### Dataset
========================================

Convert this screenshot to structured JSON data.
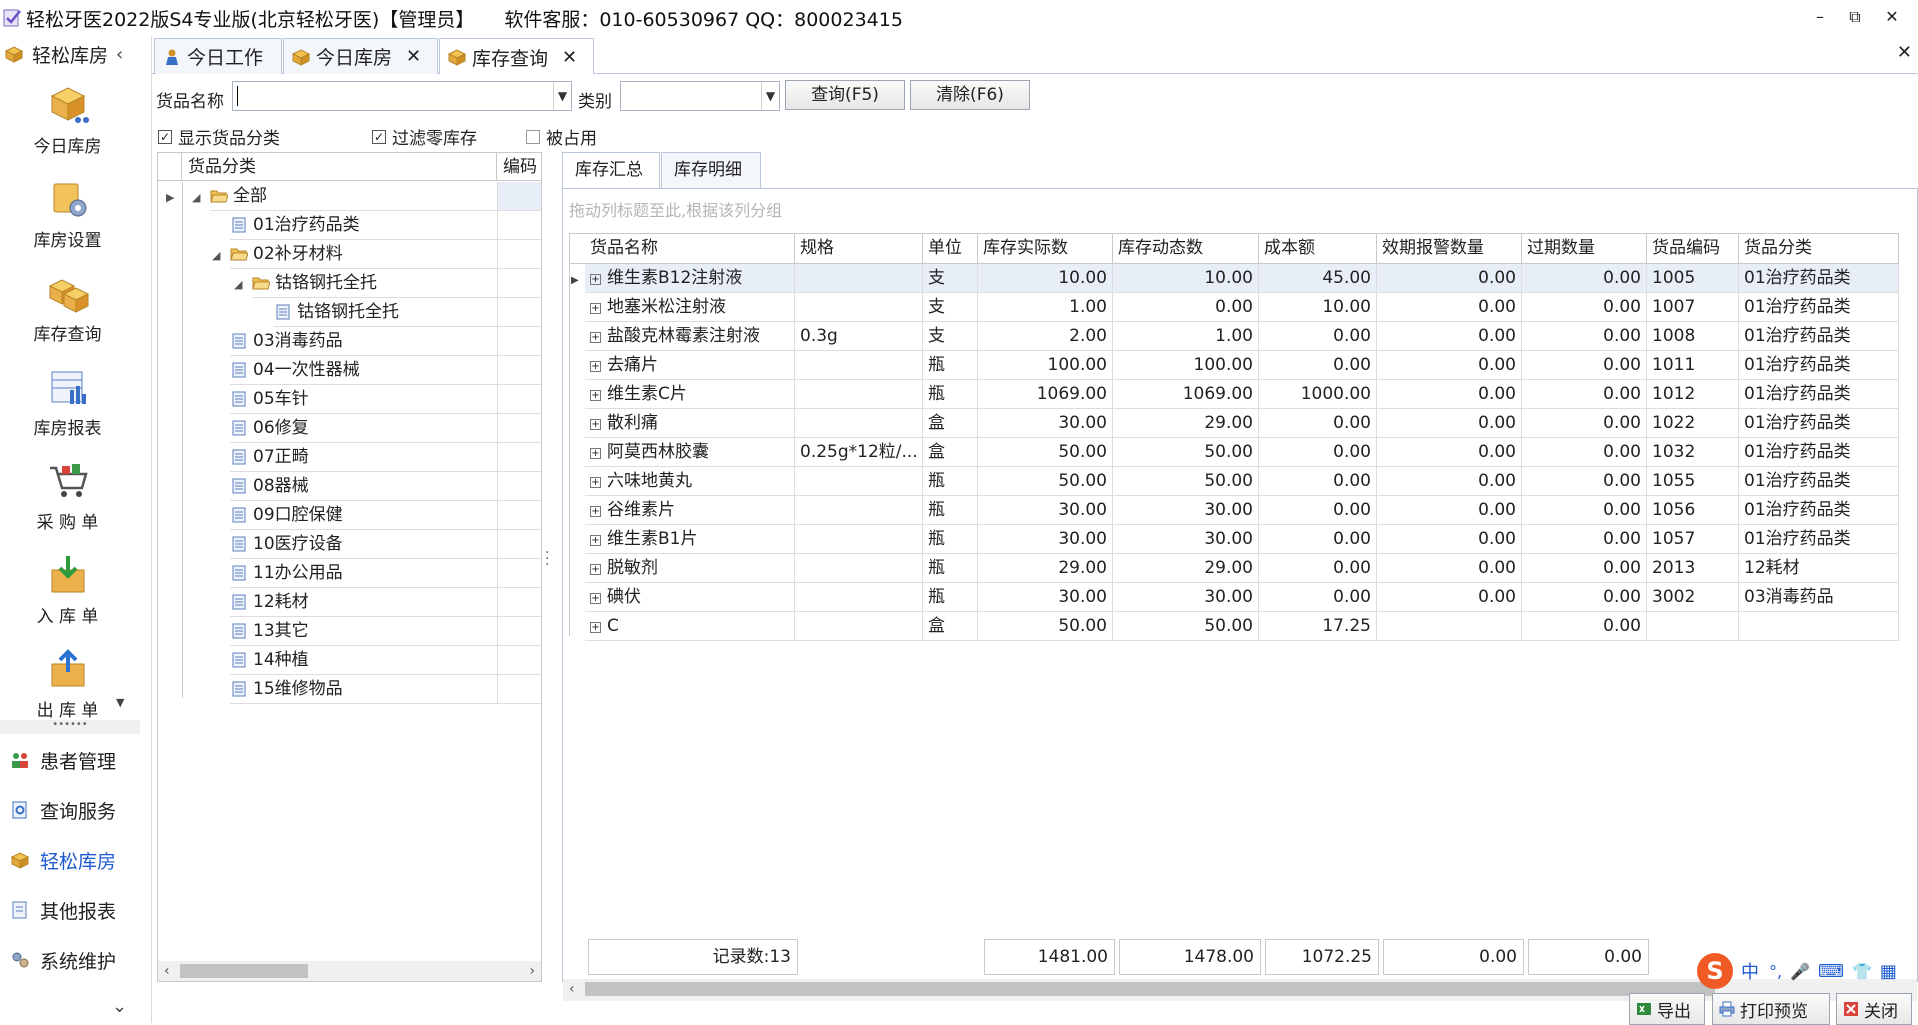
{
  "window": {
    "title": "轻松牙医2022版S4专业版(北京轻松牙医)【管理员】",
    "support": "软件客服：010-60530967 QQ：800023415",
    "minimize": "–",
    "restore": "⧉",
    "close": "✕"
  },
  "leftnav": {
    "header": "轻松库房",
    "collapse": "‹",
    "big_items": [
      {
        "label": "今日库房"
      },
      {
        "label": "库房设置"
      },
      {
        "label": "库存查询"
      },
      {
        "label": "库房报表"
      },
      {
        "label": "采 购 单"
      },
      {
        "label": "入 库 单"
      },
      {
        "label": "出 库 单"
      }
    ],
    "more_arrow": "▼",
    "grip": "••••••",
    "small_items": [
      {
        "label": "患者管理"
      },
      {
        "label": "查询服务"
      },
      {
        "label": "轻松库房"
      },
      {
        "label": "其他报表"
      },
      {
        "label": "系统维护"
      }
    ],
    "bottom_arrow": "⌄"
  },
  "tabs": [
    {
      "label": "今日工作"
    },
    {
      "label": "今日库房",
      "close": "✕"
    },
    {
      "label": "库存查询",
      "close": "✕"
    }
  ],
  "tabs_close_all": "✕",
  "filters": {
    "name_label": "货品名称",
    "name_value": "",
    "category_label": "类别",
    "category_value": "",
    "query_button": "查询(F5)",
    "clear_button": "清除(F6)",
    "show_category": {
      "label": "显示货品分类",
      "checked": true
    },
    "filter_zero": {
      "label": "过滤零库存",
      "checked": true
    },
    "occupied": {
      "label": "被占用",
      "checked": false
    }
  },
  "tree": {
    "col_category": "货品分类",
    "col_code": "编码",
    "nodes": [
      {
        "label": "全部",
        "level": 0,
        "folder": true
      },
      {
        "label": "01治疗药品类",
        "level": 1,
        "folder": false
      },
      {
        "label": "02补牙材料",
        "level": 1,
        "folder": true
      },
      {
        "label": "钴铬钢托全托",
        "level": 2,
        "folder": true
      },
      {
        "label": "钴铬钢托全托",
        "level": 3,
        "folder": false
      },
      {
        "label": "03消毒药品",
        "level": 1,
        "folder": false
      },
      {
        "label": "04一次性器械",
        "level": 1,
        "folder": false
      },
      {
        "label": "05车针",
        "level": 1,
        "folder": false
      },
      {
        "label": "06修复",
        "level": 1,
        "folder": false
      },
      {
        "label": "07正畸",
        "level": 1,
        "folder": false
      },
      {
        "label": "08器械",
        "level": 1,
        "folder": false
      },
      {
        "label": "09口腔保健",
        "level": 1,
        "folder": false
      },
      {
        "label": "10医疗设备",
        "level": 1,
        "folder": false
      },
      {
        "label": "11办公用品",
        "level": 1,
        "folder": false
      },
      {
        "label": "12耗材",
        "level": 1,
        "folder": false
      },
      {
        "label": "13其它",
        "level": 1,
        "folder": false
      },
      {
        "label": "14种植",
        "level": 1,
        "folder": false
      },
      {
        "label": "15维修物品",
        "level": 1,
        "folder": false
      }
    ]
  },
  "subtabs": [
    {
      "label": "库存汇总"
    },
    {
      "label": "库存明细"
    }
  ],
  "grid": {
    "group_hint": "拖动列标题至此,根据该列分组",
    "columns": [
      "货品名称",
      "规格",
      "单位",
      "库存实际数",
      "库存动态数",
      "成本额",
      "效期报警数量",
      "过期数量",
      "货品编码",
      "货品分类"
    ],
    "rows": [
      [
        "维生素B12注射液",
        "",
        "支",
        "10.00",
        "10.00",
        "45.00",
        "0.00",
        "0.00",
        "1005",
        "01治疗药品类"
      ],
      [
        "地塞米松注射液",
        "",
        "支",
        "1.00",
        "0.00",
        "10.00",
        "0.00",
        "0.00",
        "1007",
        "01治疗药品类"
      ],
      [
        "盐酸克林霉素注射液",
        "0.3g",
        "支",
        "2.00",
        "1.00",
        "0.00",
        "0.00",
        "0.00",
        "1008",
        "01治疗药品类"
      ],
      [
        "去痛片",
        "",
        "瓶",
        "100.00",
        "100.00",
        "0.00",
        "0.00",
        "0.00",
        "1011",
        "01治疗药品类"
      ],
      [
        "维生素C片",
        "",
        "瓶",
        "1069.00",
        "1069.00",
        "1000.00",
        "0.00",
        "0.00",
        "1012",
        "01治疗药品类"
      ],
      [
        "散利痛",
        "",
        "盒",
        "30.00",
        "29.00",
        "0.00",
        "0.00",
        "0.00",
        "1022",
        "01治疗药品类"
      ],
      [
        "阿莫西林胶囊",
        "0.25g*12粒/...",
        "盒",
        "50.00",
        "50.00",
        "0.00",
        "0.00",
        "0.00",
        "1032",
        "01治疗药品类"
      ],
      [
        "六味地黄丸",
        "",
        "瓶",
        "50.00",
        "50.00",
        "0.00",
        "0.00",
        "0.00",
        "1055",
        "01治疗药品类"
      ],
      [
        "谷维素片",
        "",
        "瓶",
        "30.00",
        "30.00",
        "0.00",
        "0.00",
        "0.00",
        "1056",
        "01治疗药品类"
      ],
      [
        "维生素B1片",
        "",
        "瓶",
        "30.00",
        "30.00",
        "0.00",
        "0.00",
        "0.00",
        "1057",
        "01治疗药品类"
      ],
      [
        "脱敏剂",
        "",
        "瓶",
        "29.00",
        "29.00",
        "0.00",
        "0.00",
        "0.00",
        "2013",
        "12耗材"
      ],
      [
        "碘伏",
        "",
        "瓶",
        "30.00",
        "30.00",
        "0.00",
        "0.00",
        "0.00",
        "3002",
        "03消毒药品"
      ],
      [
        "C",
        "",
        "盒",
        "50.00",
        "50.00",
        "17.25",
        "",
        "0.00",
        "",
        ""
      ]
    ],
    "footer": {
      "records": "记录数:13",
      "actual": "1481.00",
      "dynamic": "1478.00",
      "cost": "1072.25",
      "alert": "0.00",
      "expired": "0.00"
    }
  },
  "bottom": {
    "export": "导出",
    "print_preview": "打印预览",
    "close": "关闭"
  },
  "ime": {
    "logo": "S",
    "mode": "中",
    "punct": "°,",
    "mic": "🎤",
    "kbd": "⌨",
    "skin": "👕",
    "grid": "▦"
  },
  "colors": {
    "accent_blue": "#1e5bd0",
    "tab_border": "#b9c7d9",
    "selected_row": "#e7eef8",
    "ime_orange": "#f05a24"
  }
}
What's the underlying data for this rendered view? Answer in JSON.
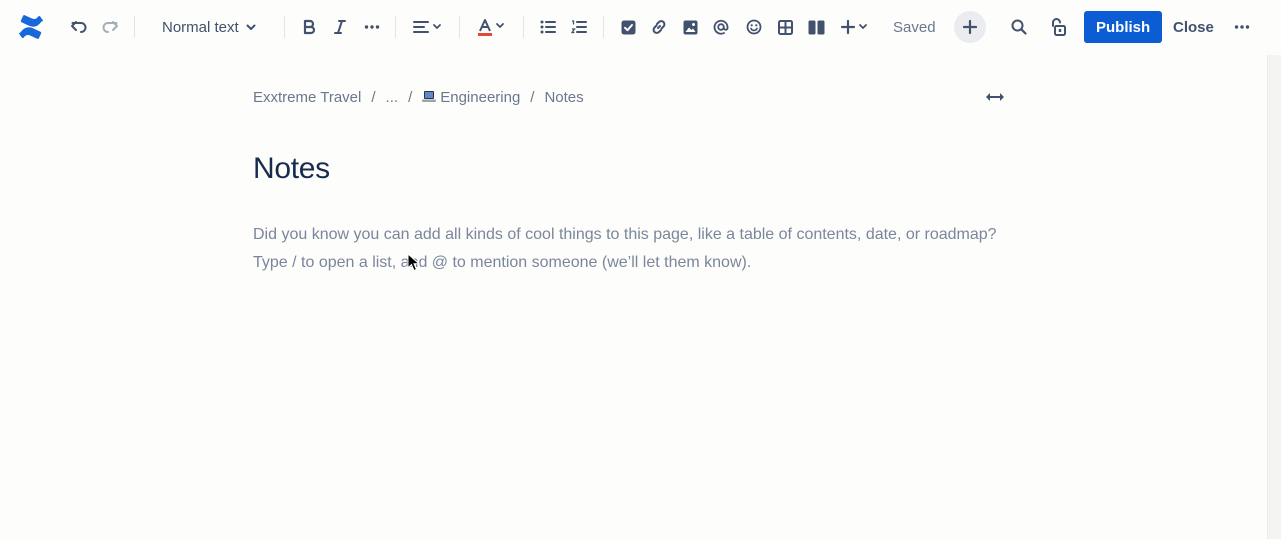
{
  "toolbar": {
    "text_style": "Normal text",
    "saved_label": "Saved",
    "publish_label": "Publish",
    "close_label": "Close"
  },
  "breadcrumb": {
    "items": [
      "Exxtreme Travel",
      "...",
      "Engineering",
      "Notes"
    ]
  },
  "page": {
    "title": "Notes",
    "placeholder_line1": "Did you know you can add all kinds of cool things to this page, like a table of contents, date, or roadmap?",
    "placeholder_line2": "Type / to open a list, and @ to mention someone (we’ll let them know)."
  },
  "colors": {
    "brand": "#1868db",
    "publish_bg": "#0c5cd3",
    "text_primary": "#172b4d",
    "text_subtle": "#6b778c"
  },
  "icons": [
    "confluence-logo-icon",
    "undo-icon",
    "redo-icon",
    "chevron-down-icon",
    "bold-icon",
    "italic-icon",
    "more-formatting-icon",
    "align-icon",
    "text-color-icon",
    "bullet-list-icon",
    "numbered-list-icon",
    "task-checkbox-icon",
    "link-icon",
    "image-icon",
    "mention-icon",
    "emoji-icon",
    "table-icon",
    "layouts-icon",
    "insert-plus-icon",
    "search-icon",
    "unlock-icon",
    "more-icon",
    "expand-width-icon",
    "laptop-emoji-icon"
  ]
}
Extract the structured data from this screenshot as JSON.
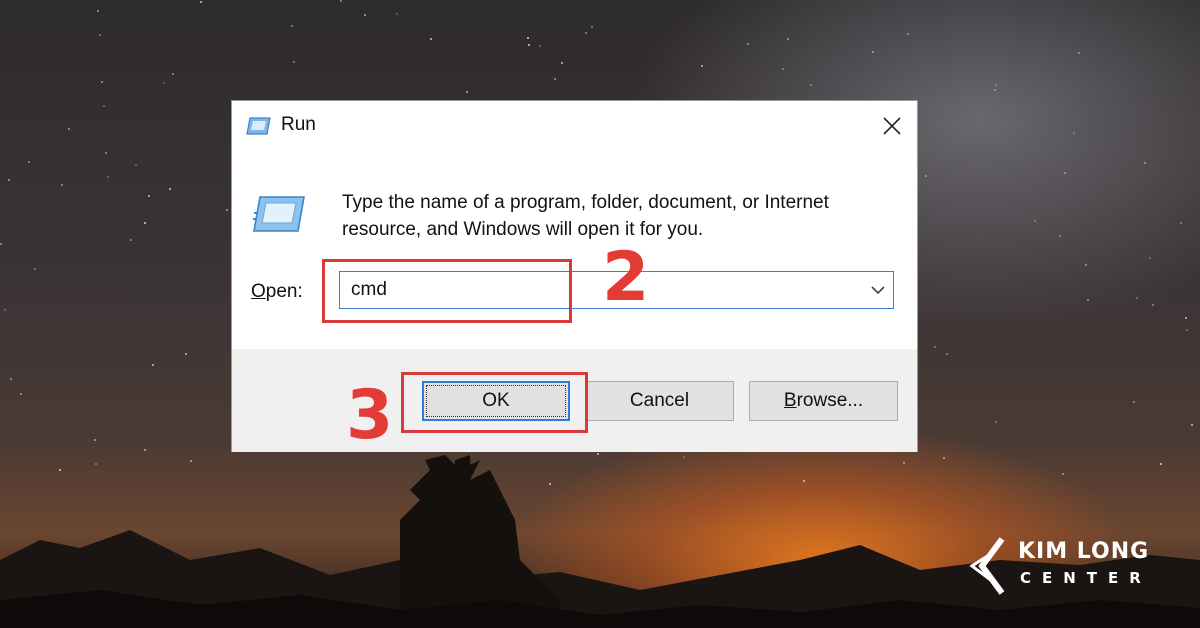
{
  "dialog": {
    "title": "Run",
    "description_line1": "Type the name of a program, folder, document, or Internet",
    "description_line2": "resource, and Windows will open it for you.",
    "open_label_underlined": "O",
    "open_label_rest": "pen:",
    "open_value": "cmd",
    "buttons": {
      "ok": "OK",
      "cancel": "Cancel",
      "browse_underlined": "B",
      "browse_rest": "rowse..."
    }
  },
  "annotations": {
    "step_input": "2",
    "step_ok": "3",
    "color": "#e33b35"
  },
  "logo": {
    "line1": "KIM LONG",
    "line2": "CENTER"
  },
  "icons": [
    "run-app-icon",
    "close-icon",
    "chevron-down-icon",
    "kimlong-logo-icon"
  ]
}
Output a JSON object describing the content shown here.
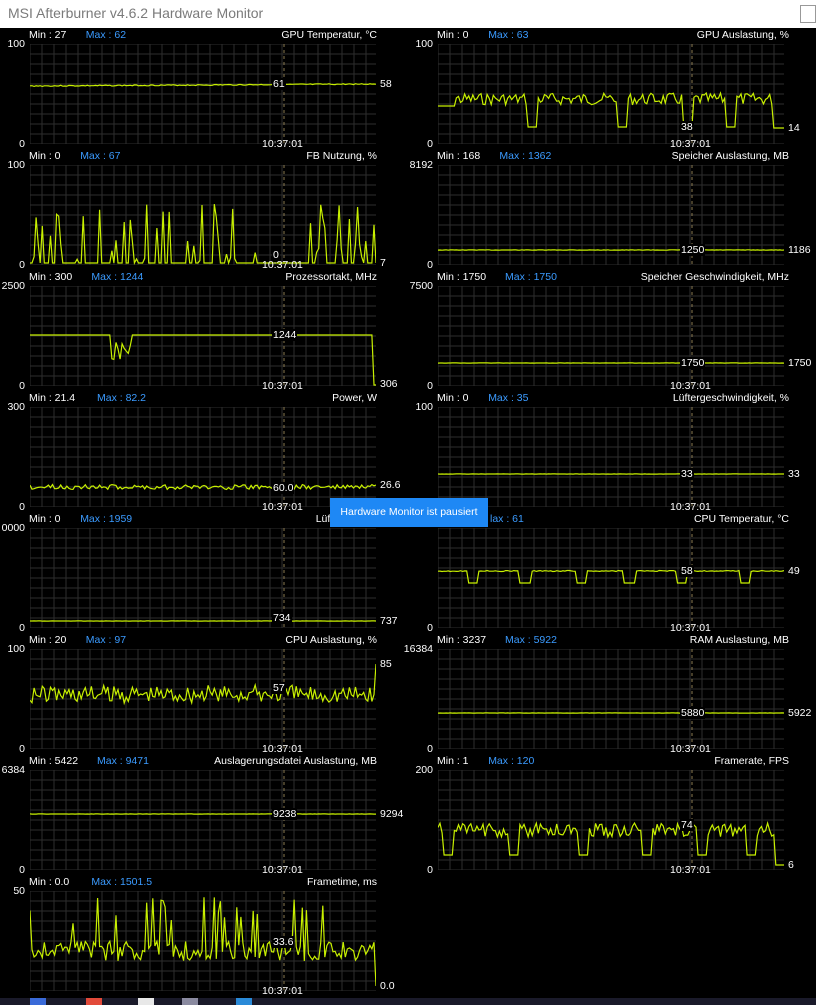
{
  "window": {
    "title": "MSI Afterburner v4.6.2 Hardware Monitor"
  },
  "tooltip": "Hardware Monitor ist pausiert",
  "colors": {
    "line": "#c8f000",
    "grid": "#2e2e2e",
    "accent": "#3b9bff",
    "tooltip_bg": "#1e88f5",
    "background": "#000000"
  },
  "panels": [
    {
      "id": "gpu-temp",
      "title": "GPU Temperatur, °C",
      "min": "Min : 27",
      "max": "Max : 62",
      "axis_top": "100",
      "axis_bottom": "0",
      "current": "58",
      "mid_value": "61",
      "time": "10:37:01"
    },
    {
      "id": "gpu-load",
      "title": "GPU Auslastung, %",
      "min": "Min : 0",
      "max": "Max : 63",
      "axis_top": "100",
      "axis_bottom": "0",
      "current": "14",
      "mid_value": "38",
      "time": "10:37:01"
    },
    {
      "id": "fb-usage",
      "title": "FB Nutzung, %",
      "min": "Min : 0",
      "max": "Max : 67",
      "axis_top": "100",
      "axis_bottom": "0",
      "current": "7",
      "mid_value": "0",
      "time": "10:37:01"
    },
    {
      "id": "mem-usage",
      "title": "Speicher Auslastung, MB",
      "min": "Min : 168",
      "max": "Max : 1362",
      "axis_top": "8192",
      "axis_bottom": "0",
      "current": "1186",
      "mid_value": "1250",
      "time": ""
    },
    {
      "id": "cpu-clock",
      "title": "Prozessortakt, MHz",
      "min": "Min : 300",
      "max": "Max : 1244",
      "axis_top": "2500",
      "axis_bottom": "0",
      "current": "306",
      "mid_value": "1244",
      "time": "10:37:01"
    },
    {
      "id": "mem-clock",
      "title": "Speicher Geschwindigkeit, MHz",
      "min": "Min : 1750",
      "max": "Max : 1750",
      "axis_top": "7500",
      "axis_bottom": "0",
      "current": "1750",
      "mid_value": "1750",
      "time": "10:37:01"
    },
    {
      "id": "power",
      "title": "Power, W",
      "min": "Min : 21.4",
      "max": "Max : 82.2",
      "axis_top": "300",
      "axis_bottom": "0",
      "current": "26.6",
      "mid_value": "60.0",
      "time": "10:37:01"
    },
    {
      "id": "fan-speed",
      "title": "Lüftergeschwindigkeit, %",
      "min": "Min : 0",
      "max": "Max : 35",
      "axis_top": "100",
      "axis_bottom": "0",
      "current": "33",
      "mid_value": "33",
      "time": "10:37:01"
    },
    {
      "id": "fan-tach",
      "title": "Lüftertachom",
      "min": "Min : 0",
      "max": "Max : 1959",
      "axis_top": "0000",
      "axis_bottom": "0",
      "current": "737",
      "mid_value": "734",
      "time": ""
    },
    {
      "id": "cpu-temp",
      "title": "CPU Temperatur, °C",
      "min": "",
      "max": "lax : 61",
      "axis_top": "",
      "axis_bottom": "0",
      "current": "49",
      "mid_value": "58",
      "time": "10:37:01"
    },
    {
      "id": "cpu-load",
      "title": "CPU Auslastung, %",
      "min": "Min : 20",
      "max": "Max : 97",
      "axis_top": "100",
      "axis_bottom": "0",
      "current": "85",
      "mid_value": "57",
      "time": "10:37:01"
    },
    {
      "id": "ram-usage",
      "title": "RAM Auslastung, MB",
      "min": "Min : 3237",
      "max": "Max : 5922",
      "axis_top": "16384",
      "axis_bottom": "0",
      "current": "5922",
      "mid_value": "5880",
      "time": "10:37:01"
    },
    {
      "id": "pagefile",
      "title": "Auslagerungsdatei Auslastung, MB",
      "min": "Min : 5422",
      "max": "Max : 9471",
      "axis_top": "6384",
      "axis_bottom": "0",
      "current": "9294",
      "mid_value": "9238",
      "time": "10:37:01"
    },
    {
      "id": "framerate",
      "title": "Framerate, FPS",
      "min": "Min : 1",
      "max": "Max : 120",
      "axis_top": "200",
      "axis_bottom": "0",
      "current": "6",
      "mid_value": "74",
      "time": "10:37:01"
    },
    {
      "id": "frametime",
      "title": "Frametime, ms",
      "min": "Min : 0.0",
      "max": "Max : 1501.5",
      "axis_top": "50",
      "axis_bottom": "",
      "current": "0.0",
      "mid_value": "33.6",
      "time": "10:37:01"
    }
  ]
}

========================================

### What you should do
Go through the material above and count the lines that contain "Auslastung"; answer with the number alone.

### Exercise solution
5